About this task:
Copy out each line of the data that holds the string "Marcus".

↓

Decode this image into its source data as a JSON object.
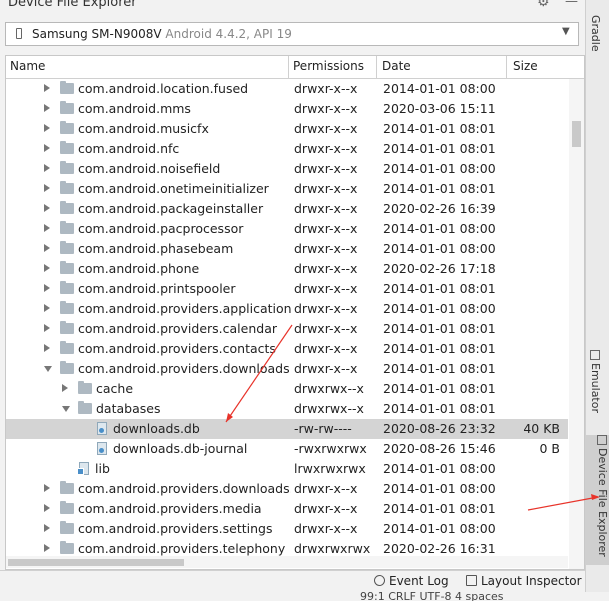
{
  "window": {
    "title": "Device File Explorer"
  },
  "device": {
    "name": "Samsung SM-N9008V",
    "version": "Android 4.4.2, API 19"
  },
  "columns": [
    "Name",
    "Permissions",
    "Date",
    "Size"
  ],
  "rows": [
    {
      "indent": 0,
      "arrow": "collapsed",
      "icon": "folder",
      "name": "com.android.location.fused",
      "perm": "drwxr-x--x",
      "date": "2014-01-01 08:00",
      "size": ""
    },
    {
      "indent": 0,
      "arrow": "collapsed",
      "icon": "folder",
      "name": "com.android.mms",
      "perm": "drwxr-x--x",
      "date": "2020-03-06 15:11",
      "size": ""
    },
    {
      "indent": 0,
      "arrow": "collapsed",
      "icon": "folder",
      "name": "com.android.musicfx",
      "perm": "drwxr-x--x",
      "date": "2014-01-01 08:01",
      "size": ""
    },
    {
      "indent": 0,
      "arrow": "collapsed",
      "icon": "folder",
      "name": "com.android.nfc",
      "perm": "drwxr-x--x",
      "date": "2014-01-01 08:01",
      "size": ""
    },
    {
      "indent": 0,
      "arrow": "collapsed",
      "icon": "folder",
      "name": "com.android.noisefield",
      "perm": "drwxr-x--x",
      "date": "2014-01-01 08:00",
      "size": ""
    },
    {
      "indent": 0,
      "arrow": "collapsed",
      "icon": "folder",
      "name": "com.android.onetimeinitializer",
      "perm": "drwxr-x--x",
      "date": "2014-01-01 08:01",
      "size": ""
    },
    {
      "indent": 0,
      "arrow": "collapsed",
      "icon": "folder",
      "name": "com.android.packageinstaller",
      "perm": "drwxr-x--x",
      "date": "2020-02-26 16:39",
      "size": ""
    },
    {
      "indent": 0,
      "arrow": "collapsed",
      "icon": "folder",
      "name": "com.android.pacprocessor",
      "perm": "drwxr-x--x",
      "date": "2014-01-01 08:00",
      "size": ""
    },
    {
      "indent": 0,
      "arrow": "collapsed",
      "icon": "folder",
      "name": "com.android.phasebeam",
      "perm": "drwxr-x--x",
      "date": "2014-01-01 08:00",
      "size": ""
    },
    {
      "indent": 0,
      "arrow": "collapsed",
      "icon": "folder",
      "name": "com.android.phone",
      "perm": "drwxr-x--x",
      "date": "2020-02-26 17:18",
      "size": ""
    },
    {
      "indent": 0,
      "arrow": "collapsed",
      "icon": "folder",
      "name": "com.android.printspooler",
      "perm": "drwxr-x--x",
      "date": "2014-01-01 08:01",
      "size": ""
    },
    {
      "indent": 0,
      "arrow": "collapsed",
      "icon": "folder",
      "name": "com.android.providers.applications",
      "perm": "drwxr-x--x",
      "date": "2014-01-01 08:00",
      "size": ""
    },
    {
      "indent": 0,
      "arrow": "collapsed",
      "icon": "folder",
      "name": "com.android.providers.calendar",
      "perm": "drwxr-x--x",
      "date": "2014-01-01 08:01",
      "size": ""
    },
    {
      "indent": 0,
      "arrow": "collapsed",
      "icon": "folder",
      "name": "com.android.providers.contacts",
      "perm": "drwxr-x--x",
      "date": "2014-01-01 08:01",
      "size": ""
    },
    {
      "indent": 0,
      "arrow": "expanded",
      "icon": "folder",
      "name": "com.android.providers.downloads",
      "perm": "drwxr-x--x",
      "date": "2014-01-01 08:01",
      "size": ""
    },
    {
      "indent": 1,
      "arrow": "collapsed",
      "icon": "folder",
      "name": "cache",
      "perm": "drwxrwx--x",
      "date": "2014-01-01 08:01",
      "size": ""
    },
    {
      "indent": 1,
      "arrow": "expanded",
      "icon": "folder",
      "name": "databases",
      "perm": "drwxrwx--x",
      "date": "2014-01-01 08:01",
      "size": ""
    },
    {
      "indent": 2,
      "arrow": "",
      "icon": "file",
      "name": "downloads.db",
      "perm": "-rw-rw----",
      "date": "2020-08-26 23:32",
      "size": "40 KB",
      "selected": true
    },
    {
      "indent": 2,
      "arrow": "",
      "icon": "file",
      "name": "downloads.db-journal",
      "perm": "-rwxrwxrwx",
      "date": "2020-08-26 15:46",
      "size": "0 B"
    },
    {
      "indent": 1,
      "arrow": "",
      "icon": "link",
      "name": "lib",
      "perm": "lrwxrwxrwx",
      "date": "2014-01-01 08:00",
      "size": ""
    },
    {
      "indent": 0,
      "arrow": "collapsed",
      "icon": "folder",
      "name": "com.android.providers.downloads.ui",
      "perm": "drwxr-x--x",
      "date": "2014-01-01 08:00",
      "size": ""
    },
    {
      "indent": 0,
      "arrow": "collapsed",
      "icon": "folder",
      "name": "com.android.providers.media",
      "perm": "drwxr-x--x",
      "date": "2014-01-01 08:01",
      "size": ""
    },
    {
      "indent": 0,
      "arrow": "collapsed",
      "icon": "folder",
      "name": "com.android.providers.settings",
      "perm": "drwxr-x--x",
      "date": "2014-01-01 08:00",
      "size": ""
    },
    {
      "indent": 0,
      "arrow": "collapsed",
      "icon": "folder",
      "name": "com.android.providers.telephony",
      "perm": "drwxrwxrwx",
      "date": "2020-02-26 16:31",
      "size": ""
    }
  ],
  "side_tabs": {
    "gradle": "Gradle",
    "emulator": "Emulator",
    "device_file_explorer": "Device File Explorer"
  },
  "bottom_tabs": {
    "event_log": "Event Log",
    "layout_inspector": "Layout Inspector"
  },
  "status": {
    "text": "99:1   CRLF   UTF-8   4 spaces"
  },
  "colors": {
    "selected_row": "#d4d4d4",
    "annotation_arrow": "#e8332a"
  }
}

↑
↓

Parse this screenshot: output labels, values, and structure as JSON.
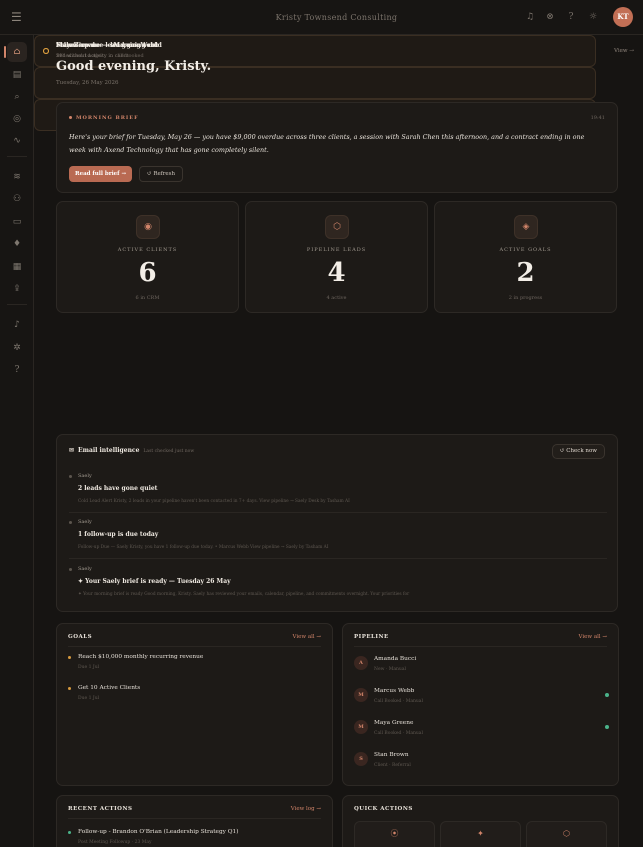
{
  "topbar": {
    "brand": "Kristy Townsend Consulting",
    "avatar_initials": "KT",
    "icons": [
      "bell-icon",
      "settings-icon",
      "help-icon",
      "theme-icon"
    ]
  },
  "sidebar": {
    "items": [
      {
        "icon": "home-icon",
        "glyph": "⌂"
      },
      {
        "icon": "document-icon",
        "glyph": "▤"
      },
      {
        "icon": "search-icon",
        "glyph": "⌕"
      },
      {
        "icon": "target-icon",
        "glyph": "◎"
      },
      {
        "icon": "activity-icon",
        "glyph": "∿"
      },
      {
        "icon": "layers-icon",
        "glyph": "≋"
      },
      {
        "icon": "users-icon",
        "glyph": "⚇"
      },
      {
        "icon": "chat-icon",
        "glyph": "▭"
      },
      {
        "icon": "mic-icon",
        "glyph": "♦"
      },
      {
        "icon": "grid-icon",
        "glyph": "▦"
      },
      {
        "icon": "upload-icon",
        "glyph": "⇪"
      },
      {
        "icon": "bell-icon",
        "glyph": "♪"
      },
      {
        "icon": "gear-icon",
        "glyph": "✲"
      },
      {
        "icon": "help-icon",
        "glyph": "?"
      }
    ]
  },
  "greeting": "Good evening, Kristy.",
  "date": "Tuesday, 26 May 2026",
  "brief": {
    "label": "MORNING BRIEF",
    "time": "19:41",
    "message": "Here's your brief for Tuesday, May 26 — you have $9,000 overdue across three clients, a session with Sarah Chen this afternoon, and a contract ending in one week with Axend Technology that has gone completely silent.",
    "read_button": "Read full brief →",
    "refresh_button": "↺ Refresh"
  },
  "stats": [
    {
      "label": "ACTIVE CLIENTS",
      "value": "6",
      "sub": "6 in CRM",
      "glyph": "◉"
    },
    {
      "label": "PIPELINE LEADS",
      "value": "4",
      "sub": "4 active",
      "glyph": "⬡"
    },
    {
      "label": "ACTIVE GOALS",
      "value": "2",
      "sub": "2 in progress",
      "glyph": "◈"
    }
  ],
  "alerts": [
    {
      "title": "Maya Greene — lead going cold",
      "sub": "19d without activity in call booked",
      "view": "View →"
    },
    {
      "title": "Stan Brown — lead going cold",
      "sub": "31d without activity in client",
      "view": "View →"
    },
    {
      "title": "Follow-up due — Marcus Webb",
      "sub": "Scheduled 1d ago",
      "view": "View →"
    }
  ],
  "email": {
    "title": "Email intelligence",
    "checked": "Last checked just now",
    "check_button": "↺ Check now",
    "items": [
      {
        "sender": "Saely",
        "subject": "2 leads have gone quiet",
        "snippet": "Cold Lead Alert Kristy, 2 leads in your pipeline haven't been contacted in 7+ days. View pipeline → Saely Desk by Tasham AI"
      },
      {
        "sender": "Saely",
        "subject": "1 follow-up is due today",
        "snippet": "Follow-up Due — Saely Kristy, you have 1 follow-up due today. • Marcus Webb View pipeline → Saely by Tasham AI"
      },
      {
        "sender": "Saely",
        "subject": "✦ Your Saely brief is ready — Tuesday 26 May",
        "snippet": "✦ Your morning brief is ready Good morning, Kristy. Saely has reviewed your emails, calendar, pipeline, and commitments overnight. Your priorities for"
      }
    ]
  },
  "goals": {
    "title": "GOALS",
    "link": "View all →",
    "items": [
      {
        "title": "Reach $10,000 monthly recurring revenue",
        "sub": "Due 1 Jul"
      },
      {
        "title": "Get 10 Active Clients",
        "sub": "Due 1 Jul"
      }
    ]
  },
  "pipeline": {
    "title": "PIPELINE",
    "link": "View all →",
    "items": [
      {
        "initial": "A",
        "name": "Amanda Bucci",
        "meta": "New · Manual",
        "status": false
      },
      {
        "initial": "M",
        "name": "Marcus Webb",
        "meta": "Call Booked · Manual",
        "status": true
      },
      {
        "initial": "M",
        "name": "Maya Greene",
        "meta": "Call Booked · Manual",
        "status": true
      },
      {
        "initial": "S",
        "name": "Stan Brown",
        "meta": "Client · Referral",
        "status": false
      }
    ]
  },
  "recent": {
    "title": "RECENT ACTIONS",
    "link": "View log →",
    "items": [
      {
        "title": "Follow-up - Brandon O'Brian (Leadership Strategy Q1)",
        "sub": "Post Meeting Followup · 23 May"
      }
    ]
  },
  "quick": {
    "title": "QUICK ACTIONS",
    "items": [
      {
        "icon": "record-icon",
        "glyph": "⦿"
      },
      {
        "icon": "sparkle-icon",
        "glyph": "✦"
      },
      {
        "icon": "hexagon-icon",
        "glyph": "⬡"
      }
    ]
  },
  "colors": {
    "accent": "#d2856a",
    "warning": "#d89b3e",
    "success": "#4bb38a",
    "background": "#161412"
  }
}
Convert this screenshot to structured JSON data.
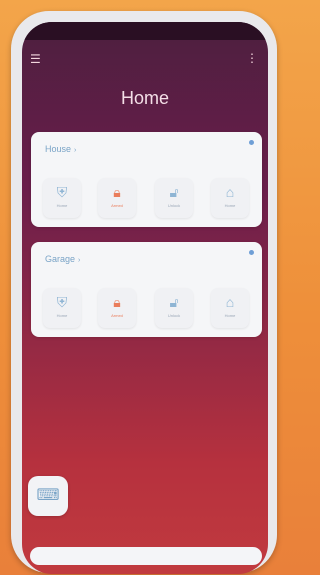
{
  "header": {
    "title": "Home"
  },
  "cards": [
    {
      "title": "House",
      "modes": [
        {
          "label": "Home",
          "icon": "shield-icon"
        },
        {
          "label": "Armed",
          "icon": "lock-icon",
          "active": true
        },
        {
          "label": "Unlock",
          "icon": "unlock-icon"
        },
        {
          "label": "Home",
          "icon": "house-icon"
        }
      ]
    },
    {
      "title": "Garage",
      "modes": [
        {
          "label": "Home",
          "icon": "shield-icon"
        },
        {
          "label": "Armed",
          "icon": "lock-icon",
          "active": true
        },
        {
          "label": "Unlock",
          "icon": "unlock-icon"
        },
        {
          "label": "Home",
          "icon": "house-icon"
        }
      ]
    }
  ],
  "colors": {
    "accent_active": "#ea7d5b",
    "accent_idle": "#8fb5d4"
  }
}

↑
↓

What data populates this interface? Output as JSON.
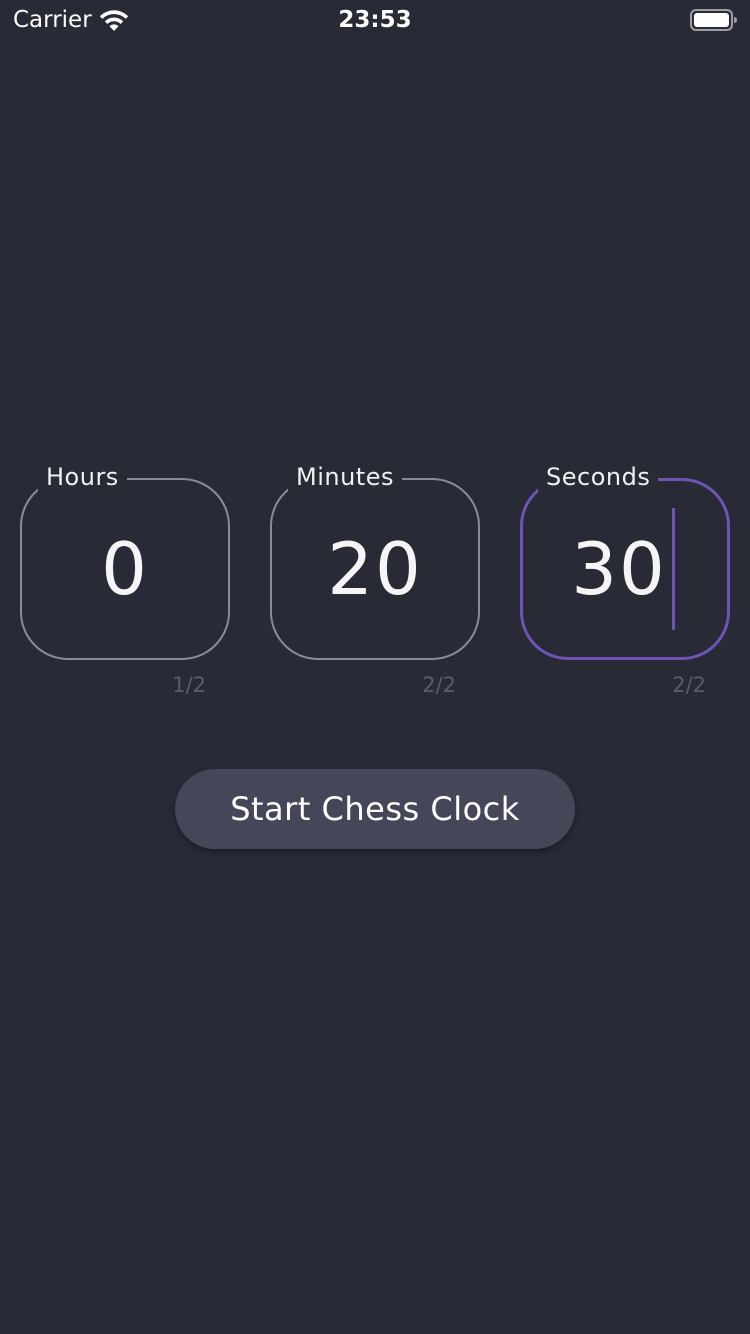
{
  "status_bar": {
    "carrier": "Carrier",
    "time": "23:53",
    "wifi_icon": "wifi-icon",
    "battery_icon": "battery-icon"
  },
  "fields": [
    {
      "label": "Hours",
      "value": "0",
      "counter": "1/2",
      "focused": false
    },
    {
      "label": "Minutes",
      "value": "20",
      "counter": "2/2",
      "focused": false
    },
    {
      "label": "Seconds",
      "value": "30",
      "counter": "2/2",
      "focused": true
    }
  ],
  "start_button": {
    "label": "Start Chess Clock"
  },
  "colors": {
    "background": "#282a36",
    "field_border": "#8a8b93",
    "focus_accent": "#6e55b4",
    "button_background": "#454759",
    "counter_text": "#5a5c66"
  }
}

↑

Finished exercise:
      "title": "Follow-up due — Marcus Webb",
        "snippet": "Follow-up Due — Saely Kristy, you have 1 follow-up due today. • Marcus Webb View pipeline → Saely by Tasham AI"
        "name": "Marcus Webb",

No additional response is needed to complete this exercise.